Perhaps the most remarkable thing that BuzzFeed has constructed over the last three years is less a model for generating enormous amounts of traffic than a company culture that is thoroughly upbeat, in both ethos and practice, an optimism that can, at times, feel rigorously enforced. (“No haters!”)

But it’s easier to have a uniform culture with a hundred employees shoved into the same office, or at least the same building, than it is with eight hundred employees spread across multiple bureaus around the world. The monolith breaks down, and people might occasionally act on their own behalf, rather than the company, because who knows what the company is anymore. Employees might, for instance, express a modicum of (perfectly reasonable!) doubt about the content boom to a Wall Street Journal reporter, like, “I don’t think anyone should fool themselves into thinking that we have this completely figured out yet. It may not be so easy to dial things up a lot further.”

Or, they might actually leak something newsworthy, like why Buzzfeed, which has formed a fairly large group to produce content that will never exist on its website, but exclusively on other companies’ platforms, isn’t a part of Snapchat Discover — one of the most naked (and anticipated!) attempts by a social network to host editorial content, rather than merely point to it. And there is some genuine newsworthiness in the fact that negotiations between BuzzFeed and Snapchat “fell through at the eleventh hour” because of “creative differences.”

Rather than get angry — because anger leads to hate, hate to leads snark — BuzzFeed has responded to these tiny breaches with what could only be characterized as parent-shaming. It is not mad at these individuals. It will not punish them. (After all, those remarks could’ve made to Wall Street Journal reporters at a dinner that the BuzzFeed employees mistakenly thought was off the record, in which case it would obviously be nobody’s fault, because those kinds of mistakes happen all the the time.) But it is very, very, very disappointed.

Anonymously tipping a reporter to something a colleague says in a meeting isn’t a violation of business or journalistic ethics. It’s an issue of personal ethics. It makes it harder for us to trust one another.

And next time, bad things might happen:

But breaching confidences is something we take seriously, and the sort of thing you can get fired for.

This an outsized reaction! Consider, for one, that it’s extremely difficult to call the comments made in the first Journal story a “leak” with anything approaching a straight face. Let’s be honest: It might not be so easy to dial things up a lot further. And that’s okay! You can just change the metrics for the dials.

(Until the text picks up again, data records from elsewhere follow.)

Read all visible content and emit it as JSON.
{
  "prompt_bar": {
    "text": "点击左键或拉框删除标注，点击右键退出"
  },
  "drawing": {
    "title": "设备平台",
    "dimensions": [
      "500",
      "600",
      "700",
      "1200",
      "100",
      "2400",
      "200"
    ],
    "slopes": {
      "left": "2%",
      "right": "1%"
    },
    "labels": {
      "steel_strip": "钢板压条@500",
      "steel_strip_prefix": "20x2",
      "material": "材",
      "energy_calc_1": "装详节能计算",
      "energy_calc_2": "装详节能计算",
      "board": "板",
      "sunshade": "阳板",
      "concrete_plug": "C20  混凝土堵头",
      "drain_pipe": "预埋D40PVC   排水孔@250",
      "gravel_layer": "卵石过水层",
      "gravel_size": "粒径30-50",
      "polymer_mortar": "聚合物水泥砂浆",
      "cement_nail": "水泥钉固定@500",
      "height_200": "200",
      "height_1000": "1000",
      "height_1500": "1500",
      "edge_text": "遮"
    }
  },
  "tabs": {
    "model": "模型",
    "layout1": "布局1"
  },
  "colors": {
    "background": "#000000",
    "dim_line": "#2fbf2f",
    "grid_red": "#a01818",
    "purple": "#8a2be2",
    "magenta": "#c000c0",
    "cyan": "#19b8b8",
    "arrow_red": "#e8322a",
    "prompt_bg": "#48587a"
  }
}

Secondly, the more genuine leak in the Snapchat story — the artboards — came from within Snapchat, not BuzzFeed. (Not to mention that there is immense political value for BuzzFeed in the Snapchat leak, since BuzzFeed looks like the upstanding party who would not cave to the giant social company because of editorial integrity or whatever.)

Most importantly though, who cares? BuzzFeed has won. Every day is a victory lap. Don’t be so defensive! Enjoy it! It will go away one day, but not because of leaks. So let them flow! Everything will be okay.

Disclosures: The current editors of The Awl, after being bred together in a small petri dish in the back of the refrigerator that holds the cold brew at BuzzFeed, resided there for a time, producing a technology vertical from underneath a stack of seltzer cans.